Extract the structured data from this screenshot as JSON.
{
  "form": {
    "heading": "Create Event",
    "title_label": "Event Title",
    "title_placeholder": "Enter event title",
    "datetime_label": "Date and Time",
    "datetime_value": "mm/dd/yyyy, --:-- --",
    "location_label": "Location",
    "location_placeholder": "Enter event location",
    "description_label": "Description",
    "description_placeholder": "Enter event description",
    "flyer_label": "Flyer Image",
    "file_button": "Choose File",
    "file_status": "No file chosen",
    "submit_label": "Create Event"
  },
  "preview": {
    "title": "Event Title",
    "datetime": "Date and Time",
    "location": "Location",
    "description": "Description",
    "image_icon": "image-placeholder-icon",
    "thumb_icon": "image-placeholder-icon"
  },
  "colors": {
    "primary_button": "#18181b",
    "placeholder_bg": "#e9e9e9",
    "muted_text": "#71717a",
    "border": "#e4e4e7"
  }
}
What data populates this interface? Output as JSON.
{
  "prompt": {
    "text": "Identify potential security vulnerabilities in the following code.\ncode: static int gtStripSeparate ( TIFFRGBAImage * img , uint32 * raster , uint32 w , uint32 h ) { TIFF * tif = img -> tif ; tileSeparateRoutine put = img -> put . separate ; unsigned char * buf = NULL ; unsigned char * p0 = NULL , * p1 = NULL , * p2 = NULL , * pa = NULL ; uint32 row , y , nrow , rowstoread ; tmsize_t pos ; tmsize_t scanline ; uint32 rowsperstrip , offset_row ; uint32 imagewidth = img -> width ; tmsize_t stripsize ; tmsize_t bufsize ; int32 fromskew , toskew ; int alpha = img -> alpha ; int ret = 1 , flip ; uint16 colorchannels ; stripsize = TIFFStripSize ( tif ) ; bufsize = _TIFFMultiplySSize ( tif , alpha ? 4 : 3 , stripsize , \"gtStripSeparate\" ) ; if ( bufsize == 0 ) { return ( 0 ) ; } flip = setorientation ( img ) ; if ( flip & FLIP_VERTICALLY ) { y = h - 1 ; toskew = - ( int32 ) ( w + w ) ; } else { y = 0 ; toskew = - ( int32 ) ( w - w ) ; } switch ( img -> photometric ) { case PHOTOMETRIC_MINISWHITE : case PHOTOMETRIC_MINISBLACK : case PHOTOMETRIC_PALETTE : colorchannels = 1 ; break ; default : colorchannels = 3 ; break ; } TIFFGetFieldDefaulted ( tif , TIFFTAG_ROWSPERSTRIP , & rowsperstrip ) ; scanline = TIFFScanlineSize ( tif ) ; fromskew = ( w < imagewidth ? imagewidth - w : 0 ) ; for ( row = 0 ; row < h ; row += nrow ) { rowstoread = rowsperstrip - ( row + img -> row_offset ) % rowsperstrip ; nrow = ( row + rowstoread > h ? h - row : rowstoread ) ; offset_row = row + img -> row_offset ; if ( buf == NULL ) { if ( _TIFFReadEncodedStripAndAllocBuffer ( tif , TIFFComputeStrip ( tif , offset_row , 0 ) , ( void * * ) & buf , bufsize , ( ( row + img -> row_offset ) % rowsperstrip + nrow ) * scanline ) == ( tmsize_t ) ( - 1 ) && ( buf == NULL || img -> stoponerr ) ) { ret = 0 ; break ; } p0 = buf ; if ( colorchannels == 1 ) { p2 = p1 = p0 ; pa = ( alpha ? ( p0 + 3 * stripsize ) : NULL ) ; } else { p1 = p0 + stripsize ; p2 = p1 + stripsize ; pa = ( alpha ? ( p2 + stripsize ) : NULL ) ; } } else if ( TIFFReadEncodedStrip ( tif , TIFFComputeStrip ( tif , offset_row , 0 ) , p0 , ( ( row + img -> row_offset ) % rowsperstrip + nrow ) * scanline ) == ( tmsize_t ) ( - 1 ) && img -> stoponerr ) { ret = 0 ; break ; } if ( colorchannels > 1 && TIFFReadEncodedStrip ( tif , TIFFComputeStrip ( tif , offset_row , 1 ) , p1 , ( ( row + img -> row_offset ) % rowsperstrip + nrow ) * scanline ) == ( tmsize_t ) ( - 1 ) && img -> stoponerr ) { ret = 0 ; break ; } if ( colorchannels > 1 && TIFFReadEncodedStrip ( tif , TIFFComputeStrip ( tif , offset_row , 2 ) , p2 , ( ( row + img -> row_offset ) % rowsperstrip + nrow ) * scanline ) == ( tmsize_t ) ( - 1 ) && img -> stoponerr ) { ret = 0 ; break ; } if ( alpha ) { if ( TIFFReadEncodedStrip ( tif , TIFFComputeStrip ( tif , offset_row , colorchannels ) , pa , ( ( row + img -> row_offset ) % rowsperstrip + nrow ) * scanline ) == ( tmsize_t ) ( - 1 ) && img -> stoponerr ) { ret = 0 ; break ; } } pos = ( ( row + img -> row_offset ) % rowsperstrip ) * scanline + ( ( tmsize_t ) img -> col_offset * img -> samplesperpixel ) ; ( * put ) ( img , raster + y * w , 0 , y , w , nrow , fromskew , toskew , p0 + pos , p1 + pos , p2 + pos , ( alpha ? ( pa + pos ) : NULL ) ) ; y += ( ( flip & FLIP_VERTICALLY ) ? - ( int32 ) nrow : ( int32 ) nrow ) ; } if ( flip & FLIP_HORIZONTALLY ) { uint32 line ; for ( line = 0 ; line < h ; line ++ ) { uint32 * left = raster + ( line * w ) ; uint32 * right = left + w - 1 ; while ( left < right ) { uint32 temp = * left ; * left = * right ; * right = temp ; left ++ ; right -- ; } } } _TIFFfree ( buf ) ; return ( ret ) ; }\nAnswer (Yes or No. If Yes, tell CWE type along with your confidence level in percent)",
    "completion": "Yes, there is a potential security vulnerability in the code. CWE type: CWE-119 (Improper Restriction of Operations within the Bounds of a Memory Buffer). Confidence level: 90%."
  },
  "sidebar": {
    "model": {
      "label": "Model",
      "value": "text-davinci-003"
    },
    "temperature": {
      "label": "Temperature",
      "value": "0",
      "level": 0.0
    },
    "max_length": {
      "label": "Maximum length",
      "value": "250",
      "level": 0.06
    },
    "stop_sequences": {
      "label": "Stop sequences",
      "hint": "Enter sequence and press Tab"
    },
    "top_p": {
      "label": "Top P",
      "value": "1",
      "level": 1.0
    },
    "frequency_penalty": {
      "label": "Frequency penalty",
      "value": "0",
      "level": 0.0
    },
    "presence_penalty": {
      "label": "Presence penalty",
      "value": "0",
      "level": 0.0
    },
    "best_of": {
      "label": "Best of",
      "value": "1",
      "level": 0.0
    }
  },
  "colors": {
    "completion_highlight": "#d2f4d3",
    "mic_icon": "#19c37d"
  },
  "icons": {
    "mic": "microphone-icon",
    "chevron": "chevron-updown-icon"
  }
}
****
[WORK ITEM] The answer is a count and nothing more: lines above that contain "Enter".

[SOLUTION FOR THIS EXERCISE] 4